Indeed, San Francisco’s “Doom Loop” route offers people a first-hand look at the city’s descent into homelessness, drug use and urban decay.
Prompted by a local journalist who organized a tour of the California city’s most devastated areas, The Post walked the proposed route to see if “San Francisco’s worst” was actually on offer.
Community activist JJ Smith acted generously as an ad hoc guide to the “sights” on a 1.5-mile trip that took in City Hall, Union Square, the Mid-Market and the Tenderloin District — areas where Typically, a one-bedroom apartment sells for $750,000 and up.
The once bustling Market Street and Union Square neighborhoods were home to prestigious stores like Nordstrom Rack and Old Navy until they recently abandoned them.
Save for a few solitary mannequins staring lonely out of the windows, floors and floors of completely empty space in various storefronts are visible from the street.
As of January 2020, half of retailers have moved out of downtown due to declining sales and lack of foot traffic and tourism. Of those that remain, even Ross Dress for Less now has “enhanced security” in the form of bag checks and security guards at all exits.
The market was also one of the few places along the route where you could spot a few bored-looking police officers.
Homeless people have moved in to take advantage of the empty shell and sleep in front of the vacant shops, setting up a tent city on the sidewalk for most of the street.
Ironically, some camps are in front of boarded up apartment blocks that used to house affordable housing and are now slated for demolition. Open drug use is rampant around the clock, according to JJ, and people could be heard rustling and shuffling inside the tents, just yards from the pounding afternoon traffic.
The urban void could soon be joined by the four-star Hilton San Francisco Union Square, where rooms are $450 a night, and the Hilton Parc 55 hotel, where rooms are slightly cheaper at $150 a night . Its owner announced in June it would stop paying a $725 million loan that could potentially leave more than 3,000 rooms vacant, though both were still operational this week.
Downtown crime has gotten so bad. Employees working at the nearby Nancy Pelosi Federal Building were recently ordered to stay away “indefinitely” and work from home.
The building is a stone’s throw from the corner of Golden Gate Avenue and Hyde Street in the Tenderloin District, a drug hotspot once the sun goes down.
Every night, dozens of people can be caught shooting up guns or smoking fentanyl-laced foil drug compounds, JJ said.
Smith said he personally administered Narcan — which reverses opioid overdoses — to at least 50 people. Unfortunately, some of them could not be saved.
“It’s hard and really, it just makes me so sad,” Smith said.
“It’s gotten so bad that I stow Narcan in the street when I go my way. Walking down the street I know I have one hidden near the store. And when I go down the other side, I know I’ve got one around the next corner. I stow everything away for easy access because it’s that bad here.”

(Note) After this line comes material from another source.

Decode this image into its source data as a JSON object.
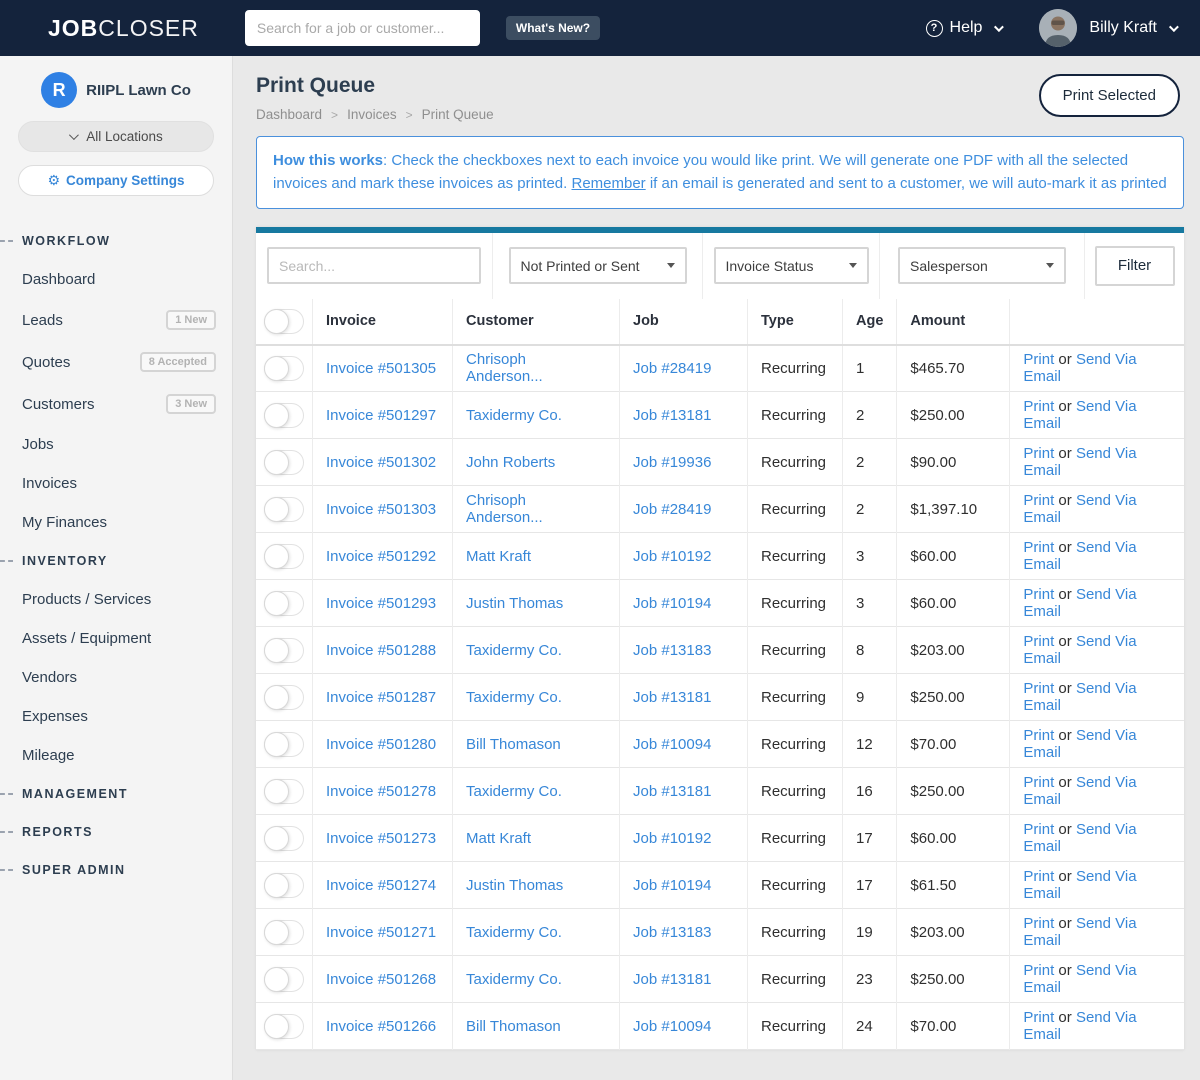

Smith said he saw officers from the San Francisco Medical Examiner’s Office recently retrieve three bodies from a building where overdoses are common. Multiple overdoses within a few hours are becoming more common, Smith said.
Many of the homeless who collapse on the sidewalk sleep there until cleaners from local nonprofit organizations clear the streets from 5 a.m. to 7 a.m. each morning
In a video Smith showed The Post that he filmed, crew members from the nonprofit Urban Alchemy 360 urged addicts to collect their belongings and stop using drugs while attempting to sweep the sidewalk.
The video also showed Smith trying to wake up a man who was so high from drugs that he couldn’t open his eyes or move while being shaken.
“Come on guys, it’s time,” said a worker with a broom trying to wake a drugged man who passed out.
It’s a vicious cycle that keeps the vicious cycle going.
“They clean up early in the morning so people who have kids can go around and take them to school, but as soon as it gets dark, [the addicts] “Come right back, do drugs, and pass out by morning,” Smith said. “It never ends.”